- Ilang Mahahalagang Punto Laban sa Programang K-12 ng Administrasyong Aquino by Anakbayan-UPLB
- Deped K-12: To Each His Own by Cito Beltran
- Ten Years of Quality Education Are Better than Twelve Years of Mediocre Ones by the Mindanao Observer
- Barefoot Schoolchildren by Erma M. Cuizon
- Labor Watch: K+12, Job Fairs, and the Out-of-school Youths by Aldwin Quitasol
- K-12: Education Reform for Whom? by Cong. Raymond V. Palatino
- UP Professors on K to 12: Lengthening the Suffering, Increasing the Burden by CONTEND-UP
- K+12 better called K9 by Pet Melliza
- Cooking Shows at K-12 by Rolando B. Tolentino
The problems with K to 12 are not confined to its disregard of teachers and poor implementation. Many of the elements of the new curriculum are also questionable:
(1) DepEd's Spiral Curriculum fails to learn from mistakes made by other countries. And since the new curriculum does not take into account the point of view from teachers, the required expertise as well as teaching materials required by a spiral approach are not taken into account. Lynne Diligent has also written a well thought article on why so many elementary students are not mastering math.
(2) Discovery-based learning is at the heart of the new curriculum. In "A Learner Discovers But a Teacher Instructs", an important clarification of what discovery-based learning is made. And in Rote Learning is Part of Learning, we are reminded of why memorization is important.
(3) Science is not a formal subject in the early grades. "Hooray! No More Trigonometry" argues that science should be taught in the early childhood years.
(4) Short instructional hours are discussed in "The Wisdom behind Deped's Short School Hours" and "Listen to the Voices of Teachers"
(5) Mother Tongue - Multilingual Education is examined in "Language is More than Culture and Culture is More than Language", "Mother Tongue", "A British School where Pupils Speak 31 Languages", and "K12 lessons from ICRISAT".
(6) Kindergarten is the first additional year that has been added by DepEd to Philippine basic education.

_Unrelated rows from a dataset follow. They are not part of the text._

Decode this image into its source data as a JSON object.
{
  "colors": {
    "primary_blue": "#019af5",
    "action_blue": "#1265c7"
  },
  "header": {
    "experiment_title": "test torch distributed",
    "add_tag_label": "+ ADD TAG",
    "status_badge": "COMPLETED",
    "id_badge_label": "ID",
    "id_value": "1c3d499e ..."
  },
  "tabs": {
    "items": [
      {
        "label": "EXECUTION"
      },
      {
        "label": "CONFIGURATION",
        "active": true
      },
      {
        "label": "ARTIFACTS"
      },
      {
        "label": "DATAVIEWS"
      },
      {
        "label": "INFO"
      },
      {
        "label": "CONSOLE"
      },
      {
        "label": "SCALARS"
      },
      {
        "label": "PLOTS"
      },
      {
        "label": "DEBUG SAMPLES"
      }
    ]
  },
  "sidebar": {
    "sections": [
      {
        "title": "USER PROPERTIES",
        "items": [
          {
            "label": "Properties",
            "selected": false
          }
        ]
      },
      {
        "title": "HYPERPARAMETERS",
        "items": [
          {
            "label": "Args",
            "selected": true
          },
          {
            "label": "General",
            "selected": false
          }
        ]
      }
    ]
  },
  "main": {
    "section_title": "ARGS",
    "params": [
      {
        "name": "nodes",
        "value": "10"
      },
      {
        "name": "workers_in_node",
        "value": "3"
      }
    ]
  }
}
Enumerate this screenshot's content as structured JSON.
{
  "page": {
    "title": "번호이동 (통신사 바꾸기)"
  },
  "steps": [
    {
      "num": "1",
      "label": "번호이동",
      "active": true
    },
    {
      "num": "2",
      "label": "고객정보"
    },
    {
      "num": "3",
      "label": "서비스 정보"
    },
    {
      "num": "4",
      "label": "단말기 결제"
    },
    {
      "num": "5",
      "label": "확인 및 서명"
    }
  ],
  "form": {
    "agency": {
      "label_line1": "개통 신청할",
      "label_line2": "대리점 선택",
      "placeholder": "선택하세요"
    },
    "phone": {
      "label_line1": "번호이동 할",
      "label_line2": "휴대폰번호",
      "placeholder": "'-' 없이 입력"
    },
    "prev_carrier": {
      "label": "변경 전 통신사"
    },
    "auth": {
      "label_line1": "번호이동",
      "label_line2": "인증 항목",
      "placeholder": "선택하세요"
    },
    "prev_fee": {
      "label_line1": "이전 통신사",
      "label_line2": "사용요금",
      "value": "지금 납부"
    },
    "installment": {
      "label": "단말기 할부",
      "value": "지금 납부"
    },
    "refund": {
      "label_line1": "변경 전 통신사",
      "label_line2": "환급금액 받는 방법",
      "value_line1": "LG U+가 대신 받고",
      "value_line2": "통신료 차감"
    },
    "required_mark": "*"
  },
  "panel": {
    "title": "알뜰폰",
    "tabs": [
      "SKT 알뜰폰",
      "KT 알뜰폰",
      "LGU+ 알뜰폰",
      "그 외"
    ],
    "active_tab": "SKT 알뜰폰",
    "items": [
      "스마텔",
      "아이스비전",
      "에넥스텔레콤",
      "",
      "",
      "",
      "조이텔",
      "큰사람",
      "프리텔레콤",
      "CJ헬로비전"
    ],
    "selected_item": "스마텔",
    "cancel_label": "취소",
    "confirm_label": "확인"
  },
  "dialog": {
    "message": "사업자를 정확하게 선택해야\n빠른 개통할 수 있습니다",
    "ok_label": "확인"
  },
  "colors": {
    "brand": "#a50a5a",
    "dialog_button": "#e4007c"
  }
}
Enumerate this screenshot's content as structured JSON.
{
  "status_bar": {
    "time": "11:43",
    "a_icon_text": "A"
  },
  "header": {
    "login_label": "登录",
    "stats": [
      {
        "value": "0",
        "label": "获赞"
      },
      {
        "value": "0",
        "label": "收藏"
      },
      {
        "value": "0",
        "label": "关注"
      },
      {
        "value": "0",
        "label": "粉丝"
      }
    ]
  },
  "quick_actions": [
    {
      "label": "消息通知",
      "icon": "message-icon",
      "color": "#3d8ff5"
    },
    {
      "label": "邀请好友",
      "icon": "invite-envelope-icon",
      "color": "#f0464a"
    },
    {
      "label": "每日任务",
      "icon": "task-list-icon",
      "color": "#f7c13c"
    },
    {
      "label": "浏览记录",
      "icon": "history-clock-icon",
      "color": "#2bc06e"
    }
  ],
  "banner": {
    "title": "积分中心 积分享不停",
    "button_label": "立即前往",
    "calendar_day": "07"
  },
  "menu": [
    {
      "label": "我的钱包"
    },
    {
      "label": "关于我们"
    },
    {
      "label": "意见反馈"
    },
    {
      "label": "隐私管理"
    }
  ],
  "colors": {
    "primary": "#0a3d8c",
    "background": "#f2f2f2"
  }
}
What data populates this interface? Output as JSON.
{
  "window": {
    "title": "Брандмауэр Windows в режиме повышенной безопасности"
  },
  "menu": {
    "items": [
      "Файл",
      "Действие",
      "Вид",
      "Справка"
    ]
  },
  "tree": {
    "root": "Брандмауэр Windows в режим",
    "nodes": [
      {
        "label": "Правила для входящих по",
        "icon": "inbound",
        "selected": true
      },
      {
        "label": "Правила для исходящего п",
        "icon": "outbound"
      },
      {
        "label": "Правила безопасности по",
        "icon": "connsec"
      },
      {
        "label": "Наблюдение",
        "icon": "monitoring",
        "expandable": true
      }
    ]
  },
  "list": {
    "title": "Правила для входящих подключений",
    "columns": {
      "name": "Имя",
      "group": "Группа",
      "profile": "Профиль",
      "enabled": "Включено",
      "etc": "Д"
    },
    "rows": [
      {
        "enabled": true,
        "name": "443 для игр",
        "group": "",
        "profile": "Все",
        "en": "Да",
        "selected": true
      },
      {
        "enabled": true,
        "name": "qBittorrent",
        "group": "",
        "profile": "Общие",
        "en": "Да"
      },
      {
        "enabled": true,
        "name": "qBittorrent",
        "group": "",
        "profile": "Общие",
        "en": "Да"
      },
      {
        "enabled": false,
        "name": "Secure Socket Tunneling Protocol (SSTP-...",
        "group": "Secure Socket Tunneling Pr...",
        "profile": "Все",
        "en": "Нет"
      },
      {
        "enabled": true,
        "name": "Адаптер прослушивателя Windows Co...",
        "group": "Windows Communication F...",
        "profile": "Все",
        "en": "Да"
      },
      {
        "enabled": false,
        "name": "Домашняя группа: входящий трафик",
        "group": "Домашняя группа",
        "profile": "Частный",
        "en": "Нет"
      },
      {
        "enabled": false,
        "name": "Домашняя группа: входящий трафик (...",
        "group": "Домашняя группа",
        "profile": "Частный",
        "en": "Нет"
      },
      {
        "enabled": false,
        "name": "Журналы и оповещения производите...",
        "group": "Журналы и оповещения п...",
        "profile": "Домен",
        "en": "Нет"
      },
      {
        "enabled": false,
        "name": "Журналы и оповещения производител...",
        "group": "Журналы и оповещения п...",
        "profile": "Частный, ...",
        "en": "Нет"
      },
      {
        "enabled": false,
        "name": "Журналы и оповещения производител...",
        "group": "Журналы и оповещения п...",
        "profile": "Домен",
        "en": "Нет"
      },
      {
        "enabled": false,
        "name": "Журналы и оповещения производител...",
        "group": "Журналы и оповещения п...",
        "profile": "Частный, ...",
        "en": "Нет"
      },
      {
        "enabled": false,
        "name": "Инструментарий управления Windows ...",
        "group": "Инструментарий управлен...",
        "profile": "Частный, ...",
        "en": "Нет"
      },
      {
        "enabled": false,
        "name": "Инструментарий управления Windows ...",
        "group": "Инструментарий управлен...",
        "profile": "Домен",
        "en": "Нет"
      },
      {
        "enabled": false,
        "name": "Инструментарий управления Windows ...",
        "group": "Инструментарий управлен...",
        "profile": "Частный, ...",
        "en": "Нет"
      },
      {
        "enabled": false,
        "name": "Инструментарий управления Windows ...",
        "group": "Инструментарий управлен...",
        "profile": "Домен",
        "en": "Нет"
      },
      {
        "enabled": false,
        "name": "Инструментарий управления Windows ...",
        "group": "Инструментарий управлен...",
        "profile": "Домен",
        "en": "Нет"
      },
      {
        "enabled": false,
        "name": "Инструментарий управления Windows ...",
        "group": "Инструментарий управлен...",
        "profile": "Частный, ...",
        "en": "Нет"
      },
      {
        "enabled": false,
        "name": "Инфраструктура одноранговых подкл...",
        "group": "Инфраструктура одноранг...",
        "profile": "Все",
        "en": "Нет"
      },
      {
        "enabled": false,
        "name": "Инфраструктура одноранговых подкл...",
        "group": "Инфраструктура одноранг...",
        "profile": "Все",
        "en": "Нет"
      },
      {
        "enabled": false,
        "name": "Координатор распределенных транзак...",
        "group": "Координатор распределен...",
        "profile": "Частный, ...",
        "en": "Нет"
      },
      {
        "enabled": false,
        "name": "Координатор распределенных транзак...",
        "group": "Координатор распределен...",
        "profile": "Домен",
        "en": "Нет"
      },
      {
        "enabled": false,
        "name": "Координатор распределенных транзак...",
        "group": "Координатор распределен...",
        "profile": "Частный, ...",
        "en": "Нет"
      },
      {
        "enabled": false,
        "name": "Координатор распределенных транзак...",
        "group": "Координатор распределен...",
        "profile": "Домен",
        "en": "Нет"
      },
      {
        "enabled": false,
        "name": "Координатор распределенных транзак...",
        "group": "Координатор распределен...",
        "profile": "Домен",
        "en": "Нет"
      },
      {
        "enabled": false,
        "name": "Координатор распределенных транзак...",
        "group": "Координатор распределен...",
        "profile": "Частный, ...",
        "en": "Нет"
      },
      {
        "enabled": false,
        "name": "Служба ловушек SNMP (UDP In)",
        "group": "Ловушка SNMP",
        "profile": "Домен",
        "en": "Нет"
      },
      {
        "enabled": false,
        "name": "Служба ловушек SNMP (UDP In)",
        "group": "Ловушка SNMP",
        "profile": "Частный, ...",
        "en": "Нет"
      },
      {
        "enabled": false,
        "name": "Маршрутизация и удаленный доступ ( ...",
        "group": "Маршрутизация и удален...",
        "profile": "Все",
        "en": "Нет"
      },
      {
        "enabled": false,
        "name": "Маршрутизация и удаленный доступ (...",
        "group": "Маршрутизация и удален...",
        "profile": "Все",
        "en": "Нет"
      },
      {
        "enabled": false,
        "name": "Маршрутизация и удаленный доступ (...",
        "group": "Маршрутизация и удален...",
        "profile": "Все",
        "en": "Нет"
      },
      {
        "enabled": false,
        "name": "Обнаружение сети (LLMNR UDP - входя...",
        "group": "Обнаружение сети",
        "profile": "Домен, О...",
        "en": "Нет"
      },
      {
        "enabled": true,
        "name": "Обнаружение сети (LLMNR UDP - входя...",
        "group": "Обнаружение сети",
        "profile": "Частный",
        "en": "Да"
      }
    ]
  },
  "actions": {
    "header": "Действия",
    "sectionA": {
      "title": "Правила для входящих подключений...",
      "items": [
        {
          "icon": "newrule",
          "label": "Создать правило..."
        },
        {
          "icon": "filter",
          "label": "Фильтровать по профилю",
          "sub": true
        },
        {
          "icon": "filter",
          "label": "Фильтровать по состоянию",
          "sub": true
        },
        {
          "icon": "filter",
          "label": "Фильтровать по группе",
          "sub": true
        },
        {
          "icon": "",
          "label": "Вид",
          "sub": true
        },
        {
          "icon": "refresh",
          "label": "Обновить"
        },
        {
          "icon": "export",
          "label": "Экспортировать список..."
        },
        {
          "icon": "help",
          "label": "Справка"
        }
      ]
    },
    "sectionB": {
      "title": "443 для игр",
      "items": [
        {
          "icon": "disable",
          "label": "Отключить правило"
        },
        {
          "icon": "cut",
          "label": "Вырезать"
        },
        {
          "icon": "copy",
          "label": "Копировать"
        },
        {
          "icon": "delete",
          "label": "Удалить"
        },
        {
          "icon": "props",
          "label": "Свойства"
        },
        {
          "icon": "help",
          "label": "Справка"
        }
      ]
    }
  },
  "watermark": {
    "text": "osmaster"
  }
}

Kindergarten serves as an excellent yardstick to gauge the government's readiness to implement K to 12. And in this area, the government fails miserably and the following posts on this blog are on kindergarten: "Kindergarten is not Day Care", "The State of Kindergarten", and "A Kindergarten Graduation in the US". The last one contains a video of a parent describing what children have learned from kindergarten, basically providing us a vision of what kindergarten in the Philippines should be.
With the situation in basic education looking so dire, what should be done? Those among us who criticize K to 12 can likewise raise the same question, if not now, when? We are likewise concerned and driven by the same commitment to improve education in the Philippines. Our answer to these problems can be shaped by placing ourselves as having these pupils as children of our own. And we will act now.
First things first. These are: Take care of our teachers, treat teachers with respect and recognition, and equip teachers (Let us follow the example of Finland).